Segment Open

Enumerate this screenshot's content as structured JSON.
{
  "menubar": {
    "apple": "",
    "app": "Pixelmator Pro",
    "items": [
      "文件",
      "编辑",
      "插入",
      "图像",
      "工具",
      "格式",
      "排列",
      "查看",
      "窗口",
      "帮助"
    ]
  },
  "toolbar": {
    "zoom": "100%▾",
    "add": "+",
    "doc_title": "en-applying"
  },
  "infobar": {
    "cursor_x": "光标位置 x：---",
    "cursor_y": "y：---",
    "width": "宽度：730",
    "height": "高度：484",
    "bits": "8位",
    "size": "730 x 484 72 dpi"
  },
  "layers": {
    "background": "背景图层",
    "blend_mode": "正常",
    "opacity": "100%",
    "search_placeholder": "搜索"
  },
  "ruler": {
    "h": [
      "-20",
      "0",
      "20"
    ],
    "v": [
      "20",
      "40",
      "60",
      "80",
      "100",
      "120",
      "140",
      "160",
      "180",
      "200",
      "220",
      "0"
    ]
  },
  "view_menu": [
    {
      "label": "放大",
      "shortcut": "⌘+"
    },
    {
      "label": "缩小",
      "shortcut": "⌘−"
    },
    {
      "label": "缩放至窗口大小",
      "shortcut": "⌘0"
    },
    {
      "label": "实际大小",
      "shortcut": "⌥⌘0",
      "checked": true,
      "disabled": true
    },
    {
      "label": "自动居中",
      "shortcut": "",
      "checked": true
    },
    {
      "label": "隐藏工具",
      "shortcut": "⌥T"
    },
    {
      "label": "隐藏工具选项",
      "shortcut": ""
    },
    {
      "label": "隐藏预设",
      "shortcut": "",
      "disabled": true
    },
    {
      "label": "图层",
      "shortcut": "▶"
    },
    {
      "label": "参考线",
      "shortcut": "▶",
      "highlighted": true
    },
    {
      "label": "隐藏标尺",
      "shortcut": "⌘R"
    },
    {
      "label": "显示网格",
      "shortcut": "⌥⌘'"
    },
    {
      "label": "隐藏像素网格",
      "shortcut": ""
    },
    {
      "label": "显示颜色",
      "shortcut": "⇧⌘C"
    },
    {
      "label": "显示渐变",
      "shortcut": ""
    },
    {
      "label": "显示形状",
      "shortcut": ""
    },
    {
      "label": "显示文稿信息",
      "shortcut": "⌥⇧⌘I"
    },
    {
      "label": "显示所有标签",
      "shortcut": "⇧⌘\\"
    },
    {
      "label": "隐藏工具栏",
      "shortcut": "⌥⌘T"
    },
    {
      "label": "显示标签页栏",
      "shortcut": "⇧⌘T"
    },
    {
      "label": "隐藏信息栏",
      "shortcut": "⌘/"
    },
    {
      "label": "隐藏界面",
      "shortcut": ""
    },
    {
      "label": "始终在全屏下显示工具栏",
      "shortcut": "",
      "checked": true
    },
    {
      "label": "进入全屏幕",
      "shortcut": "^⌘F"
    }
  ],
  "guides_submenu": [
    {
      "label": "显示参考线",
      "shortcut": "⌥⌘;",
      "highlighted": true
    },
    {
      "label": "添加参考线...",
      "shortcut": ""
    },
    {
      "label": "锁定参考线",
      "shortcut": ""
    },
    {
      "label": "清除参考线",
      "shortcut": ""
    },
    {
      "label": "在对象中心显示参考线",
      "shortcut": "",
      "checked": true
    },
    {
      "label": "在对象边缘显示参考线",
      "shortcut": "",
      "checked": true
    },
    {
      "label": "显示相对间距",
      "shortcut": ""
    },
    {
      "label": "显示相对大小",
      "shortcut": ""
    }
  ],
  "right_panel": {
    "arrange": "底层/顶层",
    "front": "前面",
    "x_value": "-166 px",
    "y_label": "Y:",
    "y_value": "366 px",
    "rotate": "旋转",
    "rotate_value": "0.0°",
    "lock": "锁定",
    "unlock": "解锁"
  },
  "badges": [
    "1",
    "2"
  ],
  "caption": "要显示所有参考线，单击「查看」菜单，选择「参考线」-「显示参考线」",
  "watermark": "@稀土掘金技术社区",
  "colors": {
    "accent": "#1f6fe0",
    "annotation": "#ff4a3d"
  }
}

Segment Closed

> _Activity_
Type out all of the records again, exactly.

> _Output for this exercise_
Enumerate this screenshot's content as structured JSON.
{
  "menubar": {
    "apple": "",
    "app": "Pixelmator Pro",
    "items": [
      "文件",
      "编辑",
      "插入",
      "图像",
      "工具",
      "格式",
      "排列",
      "查看",
      "窗口",
      "帮助"
    ]
  },
  "toolbar": {
    "zoom": "100%▾",
    "add": "+",
    "doc_title": "en-applying"
  },
  "infobar": {
    "cursor_x": "光标位置 x：---",
    "cursor_y": "y：---",
    "width": "宽度：730",
    "height": "高度：484",
    "bits": "8位",
    "size": "730 x 484 72 dpi"
  },
  "layers": {
    "background": "背景图层",
    "blend_mode": "正常",
    "opacity": "100%",
    "search_placeholder": "搜索"
  },
  "ruler": {
    "h": [
      "-20",
      "0",
      "20"
    ],
    "v": [
      "20",
      "40",
      "60",
      "80",
      "100",
      "120",
      "140",
      "160",
      "180",
      "200",
      "220",
      "0"
    ]
  },
  "view_menu": [
    {
      "label": "放大",
      "shortcut": "⌘+"
    },
    {
      "label": "缩小",
      "shortcut": "⌘−"
    },
    {
      "label": "缩放至窗口大小",
      "shortcut": "⌘0"
    },
    {
      "label": "实际大小",
      "shortcut": "⌥⌘0",
      "checked": true,
      "disabled": true
    },
    {
      "label": "自动居中",
      "shortcut": "",
      "checked": true
    },
    {
      "label": "隐藏工具",
      "shortcut": "⌥T"
    },
    {
      "label": "隐藏工具选项",
      "shortcut": ""
    },
    {
      "label": "隐藏预设",
      "shortcut": "",
      "disabled": true
    },
    {
      "label": "图层",
      "shortcut": "▶"
    },
    {
      "label": "参考线",
      "shortcut": "▶",
      "highlighted": true
    },
    {
      "label": "隐藏标尺",
      "shortcut": "⌘R"
    },
    {
      "label": "显示网格",
      "shortcut": "⌥⌘'"
    },
    {
      "label": "隐藏像素网格",
      "shortcut": ""
    },
    {
      "label": "显示颜色",
      "shortcut": "⇧⌘C"
    },
    {
      "label": "显示渐变",
      "shortcut": ""
    },
    {
      "label": "显示形状",
      "shortcut": ""
    },
    {
      "label": "显示文稿信息",
      "shortcut": "⌥⇧⌘I"
    },
    {
      "label": "显示所有标签",
      "shortcut": "⇧⌘\\"
    },
    {
      "label": "隐藏工具栏",
      "shortcut": "⌥⌘T"
    },
    {
      "label": "显示标签页栏",
      "shortcut": "⇧⌘T"
    },
    {
      "label": "隐藏信息栏",
      "shortcut": "⌘/"
    },
    {
      "label": "隐藏界面",
      "shortcut": ""
    },
    {
      "label": "始终在全屏下显示工具栏",
      "shortcut": "",
      "checked": true
    },
    {
      "label": "进入全屏幕",
      "shortcut": "^⌘F"
    }
  ],
  "guides_submenu": [
    {
      "label": "显示参考线",
      "shortcut": "⌥⌘;",
      "highlighted": true
    },
    {
      "label": "添加参考线...",
      "shortcut": ""
    },
    {
      "label": "锁定参考线",
      "shortcut": ""
    },
    {
      "label": "清除参考线",
      "shortcut": ""
    },
    {
      "label": "在对象中心显示参考线",
      "shortcut": "",
      "checked": true
    },
    {
      "label": "在对象边缘显示参考线",
      "shortcut": "",
      "checked": true
    },
    {
      "label": "显示相对间距",
      "shortcut": ""
    },
    {
      "label": "显示相对大小",
      "shortcut": ""
    }
  ],
  "right_panel": {
    "arrange": "底层/顶层",
    "front": "前面",
    "x_value": "-166 px",
    "y_label": "Y:",
    "y_value": "366 px",
    "rotate": "旋转",
    "rotate_value": "0.0°",
    "lock": "锁定",
    "unlock": "解锁"
  },
  "badges": [
    "1",
    "2"
  ],
  "caption": "要显示所有参考线，单击「查看」菜单，选择「参考线」-「显示参考线」",
  "watermark": "@稀土掘金技术社区",
  "colors": {
    "accent": "#1f6fe0",
    "annotation": "#ff4a3d"
  }
}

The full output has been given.